:: EXERCISE ::
From the data below, return all lines holding the string "that".

____ SUPPLIED INFORMATION

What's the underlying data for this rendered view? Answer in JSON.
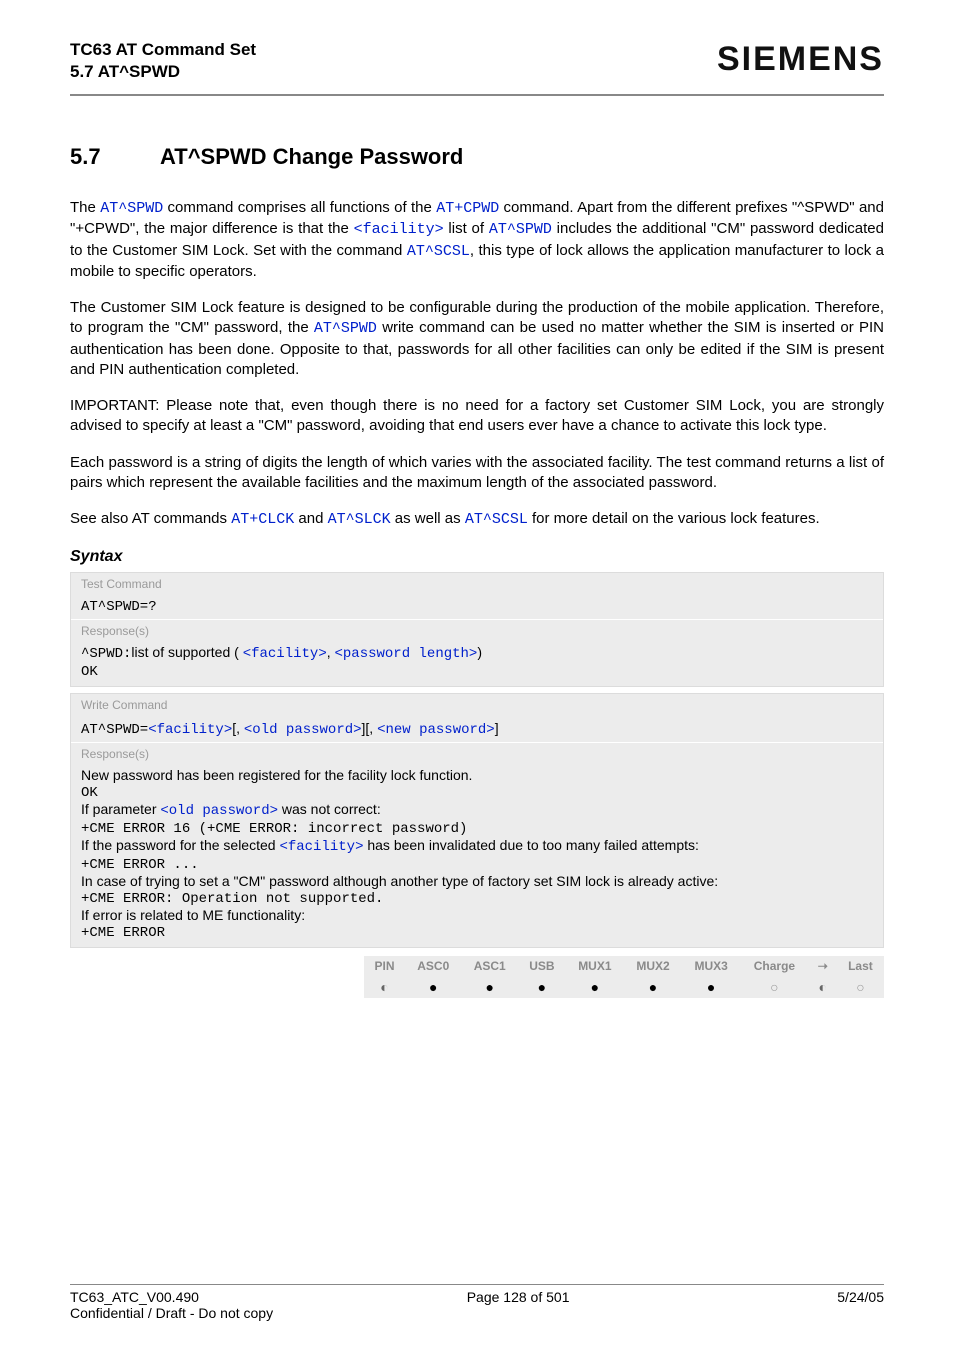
{
  "header": {
    "title": "TC63 AT Command Set",
    "subtitle": "5.7 AT^SPWD",
    "brand": "SIEMENS"
  },
  "section": {
    "number": "5.7",
    "title": "AT^SPWD   Change Password"
  },
  "para1": {
    "t1": "The ",
    "l1": "AT^SPWD",
    "t2": " command comprises all functions of the ",
    "l2": "AT+CPWD",
    "t3": " command. Apart from the different prefixes \"^SPWD\" and \"+CPWD\", the major difference is that the ",
    "l3": "<facility>",
    "t4": " list of ",
    "l4": "AT^SPWD",
    "t5": " includes the additional \"CM\" password dedicated to the Customer SIM Lock. Set with the command ",
    "l5": "AT^SCSL",
    "t6": ", this type of lock allows the application manufacturer to lock a mobile to specific operators."
  },
  "para2": {
    "t1": "The Customer SIM Lock feature is designed to be configurable during the production of the mobile application. Therefore, to program the \"CM\" password, the ",
    "l1": "AT^SPWD",
    "t2": " write command can be used no matter whether the SIM is inserted or PIN authentication has been done. Opposite to that, passwords for all other facilities can only be edited if the SIM is present and PIN authentication completed."
  },
  "para3": "IMPORTANT: Please note that, even though there is no need for a factory set Customer SIM Lock, you are strongly advised to specify at least a \"CM\" password, avoiding that end users ever have a chance to activate this lock type.",
  "para4": "Each password is a string of digits the length of which varies with the associated facility. The test command returns a list of pairs which represent the available facilities and the maximum length of the associated password.",
  "para5": {
    "t1": "See also AT commands ",
    "l1": "AT+CLCK",
    "t2": " and ",
    "l2": "AT^SLCK",
    "t3": " as well as ",
    "l3": "AT^SCSL",
    "t4": " for more detail on the various lock features."
  },
  "syntax": {
    "label": "Syntax",
    "test": {
      "label": "Test Command",
      "cmd": "AT^SPWD=?",
      "resp_label": "Response(s)",
      "resp_prefix": "^SPWD:",
      "resp_text1": "list of supported ( ",
      "resp_link1": "<facility>",
      "resp_text2": ", ",
      "resp_link2": "<password length>",
      "resp_text3": ")",
      "ok": "OK"
    },
    "write": {
      "label": "Write Command",
      "cmd_prefix": "AT^SPWD=",
      "cmd_l1": "<facility>",
      "cmd_t1": "[, ",
      "cmd_l2": "<old password>",
      "cmd_t2": "][, ",
      "cmd_l3": "<new password>",
      "cmd_t3": "]",
      "resp_label": "Response(s)",
      "r1": "New password has been registered for the facility lock function.",
      "ok": "OK",
      "r2a": "If parameter ",
      "r2l": "<old password>",
      "r2b": " was not correct:",
      "r3": "+CME ERROR 16 (+CME ERROR: incorrect password)",
      "r4a": "If the password for the selected ",
      "r4l": "<facility>",
      "r4b": " has been invalidated due to too many failed attempts:",
      "r5": "+CME ERROR ...",
      "r6": "In case of trying to set a \"CM\" password although another type of factory set SIM lock is already active:",
      "r7": "+CME ERROR: Operation not supported.",
      "r8": "If error is related to ME functionality:",
      "r9": "+CME ERROR"
    }
  },
  "attrs": {
    "headers": [
      "PIN",
      "ASC0",
      "ASC1",
      "USB",
      "MUX1",
      "MUX2",
      "MUX3",
      "Charge",
      "➝",
      "Last"
    ],
    "values": [
      "half",
      "full",
      "full",
      "full",
      "full",
      "full",
      "full",
      "empty",
      "half",
      "empty"
    ]
  },
  "footer": {
    "left1": "TC63_ATC_V00.490",
    "left2": "Confidential / Draft - Do not copy",
    "center": "Page 128 of 501",
    "right": "5/24/05"
  }
}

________

:: TASK RESULT ::
    "t3": " command. Apart from the different prefixes \"^SPWD\" and \"+CPWD\", the major difference is that the ",
    "t2": " write command can be used no matter whether the SIM is inserted or PIN authentication has been done. Opposite to that, passwords for all other facilities can only be edited if the SIM is present and PIN authentication completed."
  "para3": "IMPORTANT: Please note that, even though there is no need for a factory set Customer SIM Lock, you are strongly advised to specify at least a \"CM\" password, avoiding that end users ever have a chance to activate this lock type.",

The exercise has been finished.